to transfer the loan to another house if you move. Check if you
need the lender's permission to sell, lease, vacate or renovate
your home or have someone move in with you.
If you are the homeowner and someone else is living with you,
the other resident may have to move out when the loan becomes
repayable. Some reverse mortgage contracts may protect the rights
of the other (non-title-holding) resident by allowing them to stay
in the home. If you want this option, make sure you discuss this
with your lender before taking out a reverse mortgage.
If things go wrong
Ask the lender what external dispute resolution scheme they
belong to. Then you will know where to go if you have a problem.
Find out how to
complain if you need to resolve a dispute.
Do your own research
Be proactive and do some homework before you sign up.
What is the impact on your social security?
Talk to the Department of Human Services' Financial Information
Service to check how a reverse mortgage would affect your
Think about your future and what costs there might be
You may not want to think too far into the future or about how
your health and living situation might change 10, 20 or even 30
years from now. But it is important that you start planning now for
the extra costs you could incur like medical expenses and aged
care, so that you will have enough money left to cover them.
How should you take the loan?
You can take the loan as a lump sum, regular income stream, line
of credit or a combination of these options. Regular income stream
payments may be less costly than a lump sum. Use our reverse mortgage calculator
to work out the most cost-effective options.

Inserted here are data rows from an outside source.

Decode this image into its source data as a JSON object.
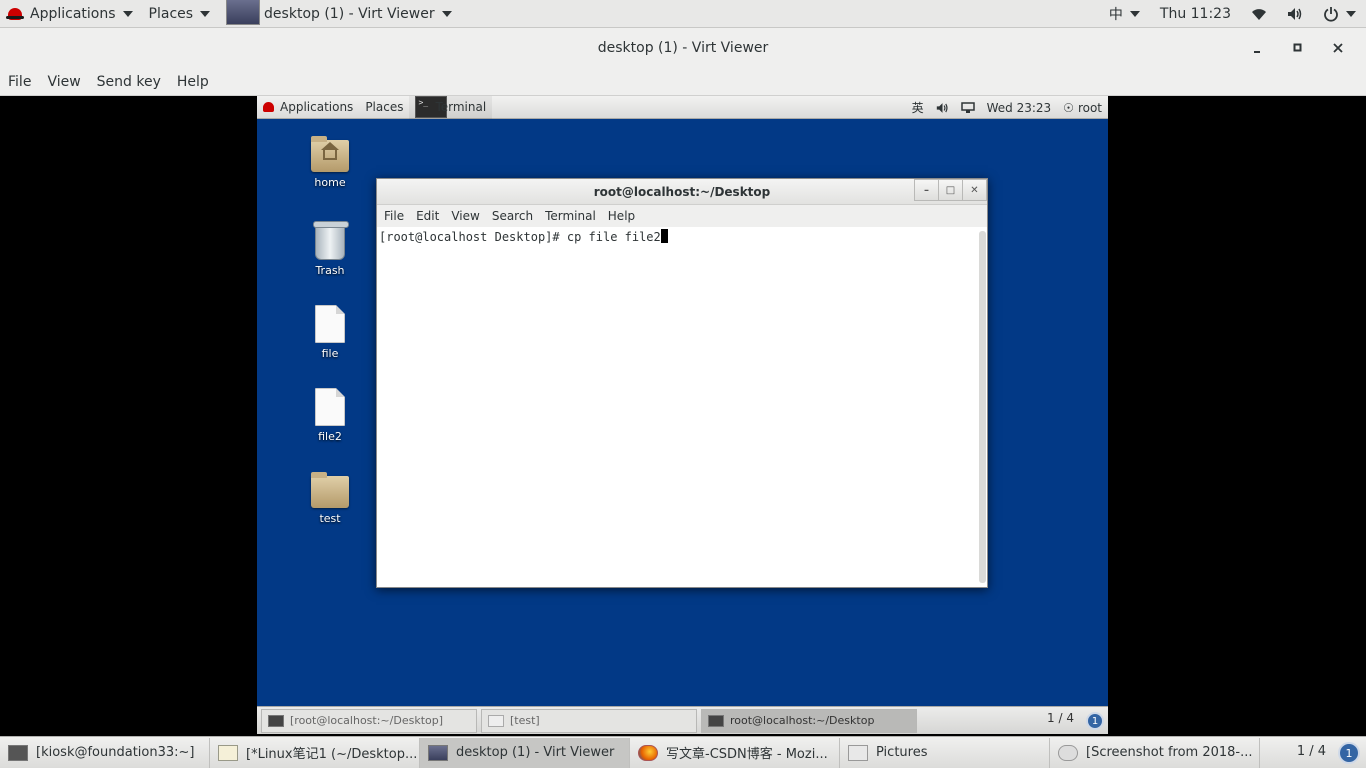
{
  "host_topbar": {
    "applications": "Applications",
    "places": "Places",
    "active_window": "desktop (1) - Virt Viewer",
    "input_method": "中",
    "clock": "Thu 11:23"
  },
  "virt_viewer": {
    "title": "desktop (1) - Virt Viewer",
    "menu": [
      "File",
      "View",
      "Send key",
      "Help"
    ]
  },
  "guest": {
    "topbar": {
      "applications": "Applications",
      "places": "Places",
      "active_app": "Terminal",
      "input_method": "英",
      "clock": "Wed 23:23",
      "user": "root"
    },
    "desktop_icons": [
      {
        "label": "home",
        "icon": "home-folder-icon"
      },
      {
        "label": "Trash",
        "icon": "trash-icon"
      },
      {
        "label": "file",
        "icon": "document-icon"
      },
      {
        "label": "file2",
        "icon": "document-icon"
      },
      {
        "label": "test",
        "icon": "folder-icon"
      }
    ],
    "terminal": {
      "title": "root@localhost:~/Desktop",
      "menu": [
        "File",
        "Edit",
        "View",
        "Search",
        "Terminal",
        "Help"
      ],
      "prompt_line": "[root@localhost Desktop]# cp file file2"
    },
    "taskbar": {
      "tasks": [
        {
          "label": "[root@localhost:~/Desktop]",
          "active": false
        },
        {
          "label": "[test]",
          "active": false
        },
        {
          "label": "root@localhost:~/Desktop",
          "active": true
        }
      ],
      "pager": "1 / 4",
      "badge": "1"
    }
  },
  "host_taskbar": {
    "tasks": [
      {
        "label": "[kiosk@foundation33:~]",
        "icon": "terminal-icon"
      },
      {
        "label": "[*Linux笔记1 (~/Desktop...",
        "icon": "text-editor-icon"
      },
      {
        "label": "desktop (1) - Virt Viewer",
        "icon": "virt-viewer-icon",
        "active": true
      },
      {
        "label": "写文章-CSDN博客 - Mozi...",
        "icon": "firefox-icon"
      },
      {
        "label": "Pictures",
        "icon": "file-manager-icon"
      },
      {
        "label": "[Screenshot from 2018-...",
        "icon": "screenshot-icon"
      }
    ],
    "pager": "1 / 4",
    "badge": "1"
  },
  "colors": {
    "guest_desktop": "#023986",
    "panel": "#e8e8e7"
  }
}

Get independent legal advice
Ask your legal adviser to explain the fine print of the reverse
mortgage contract so you understand the consequences of breaching
any terms and conditions.
A reverse mortgage can be useful to relieve
financial pressure or improve your lifestyle. Be aware of the
conditions of the loan and the choices available. Use a licensed
mortgage broker and seek financial advice before you commit to
a reverse mortgage.
Last updated: 01 Mar 2016